[Component data from apps and pages]

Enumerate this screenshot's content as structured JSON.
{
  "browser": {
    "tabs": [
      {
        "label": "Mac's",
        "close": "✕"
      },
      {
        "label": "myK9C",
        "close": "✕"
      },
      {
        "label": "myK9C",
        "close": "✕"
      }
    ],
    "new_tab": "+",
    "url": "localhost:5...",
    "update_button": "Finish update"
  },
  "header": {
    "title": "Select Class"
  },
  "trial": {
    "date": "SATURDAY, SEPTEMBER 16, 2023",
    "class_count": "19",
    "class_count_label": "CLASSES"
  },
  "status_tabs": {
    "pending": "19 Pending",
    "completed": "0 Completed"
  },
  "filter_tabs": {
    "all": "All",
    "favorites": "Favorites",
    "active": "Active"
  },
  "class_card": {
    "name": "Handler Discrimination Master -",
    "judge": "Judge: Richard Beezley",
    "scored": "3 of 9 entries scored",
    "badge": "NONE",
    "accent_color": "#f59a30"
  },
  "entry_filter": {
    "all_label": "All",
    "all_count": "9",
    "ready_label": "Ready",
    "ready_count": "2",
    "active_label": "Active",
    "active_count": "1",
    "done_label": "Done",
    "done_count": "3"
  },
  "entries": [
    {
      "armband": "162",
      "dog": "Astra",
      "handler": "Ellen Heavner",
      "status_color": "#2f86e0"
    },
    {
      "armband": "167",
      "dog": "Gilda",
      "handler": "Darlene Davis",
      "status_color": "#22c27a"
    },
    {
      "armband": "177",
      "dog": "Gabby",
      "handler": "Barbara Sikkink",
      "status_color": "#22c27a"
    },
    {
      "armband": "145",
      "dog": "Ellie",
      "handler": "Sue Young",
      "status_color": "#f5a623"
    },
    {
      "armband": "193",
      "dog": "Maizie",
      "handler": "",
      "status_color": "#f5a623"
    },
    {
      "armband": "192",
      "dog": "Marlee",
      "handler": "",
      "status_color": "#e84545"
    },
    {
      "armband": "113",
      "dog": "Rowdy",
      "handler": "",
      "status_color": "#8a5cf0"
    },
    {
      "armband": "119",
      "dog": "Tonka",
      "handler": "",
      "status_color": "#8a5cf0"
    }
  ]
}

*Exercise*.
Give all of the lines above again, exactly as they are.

*Output of the task*.
Enumerate this screenshot's content as structured JSON.
{
  "browser": {
    "tabs": [
      {
        "label": "Mac's",
        "close": "✕"
      },
      {
        "label": "myK9C",
        "close": "✕"
      },
      {
        "label": "myK9C",
        "close": "✕"
      }
    ],
    "new_tab": "+",
    "url": "localhost:5...",
    "update_button": "Finish update"
  },
  "header": {
    "title": "Select Class"
  },
  "trial": {
    "date": "SATURDAY, SEPTEMBER 16, 2023",
    "class_count": "19",
    "class_count_label": "CLASSES"
  },
  "status_tabs": {
    "pending": "19 Pending",
    "completed": "0 Completed"
  },
  "filter_tabs": {
    "all": "All",
    "favorites": "Favorites",
    "active": "Active"
  },
  "class_card": {
    "name": "Handler Discrimination Master -",
    "judge": "Judge: Richard Beezley",
    "scored": "3 of 9 entries scored",
    "badge": "NONE",
    "accent_color": "#f59a30"
  },
  "entry_filter": {
    "all_label": "All",
    "all_count": "9",
    "ready_label": "Ready",
    "ready_count": "2",
    "active_label": "Active",
    "active_count": "1",
    "done_label": "Done",
    "done_count": "3"
  },
  "entries": [
    {
      "armband": "162",
      "dog": "Astra",
      "handler": "Ellen Heavner",
      "status_color": "#2f86e0"
    },
    {
      "armband": "167",
      "dog": "Gilda",
      "handler": "Darlene Davis",
      "status_color": "#22c27a"
    },
    {
      "armband": "177",
      "dog": "Gabby",
      "handler": "Barbara Sikkink",
      "status_color": "#22c27a"
    },
    {
      "armband": "145",
      "dog": "Ellie",
      "handler": "Sue Young",
      "status_color": "#f5a623"
    },
    {
      "armband": "193",
      "dog": "Maizie",
      "handler": "",
      "status_color": "#f5a623"
    },
    {
      "armband": "192",
      "dog": "Marlee",
      "handler": "",
      "status_color": "#e84545"
    },
    {
      "armband": "113",
      "dog": "Rowdy",
      "handler": "",
      "status_color": "#8a5cf0"
    },
    {
      "armband": "119",
      "dog": "Tonka",
      "handler": "",
      "status_color": "#8a5cf0"
    }
  ]
}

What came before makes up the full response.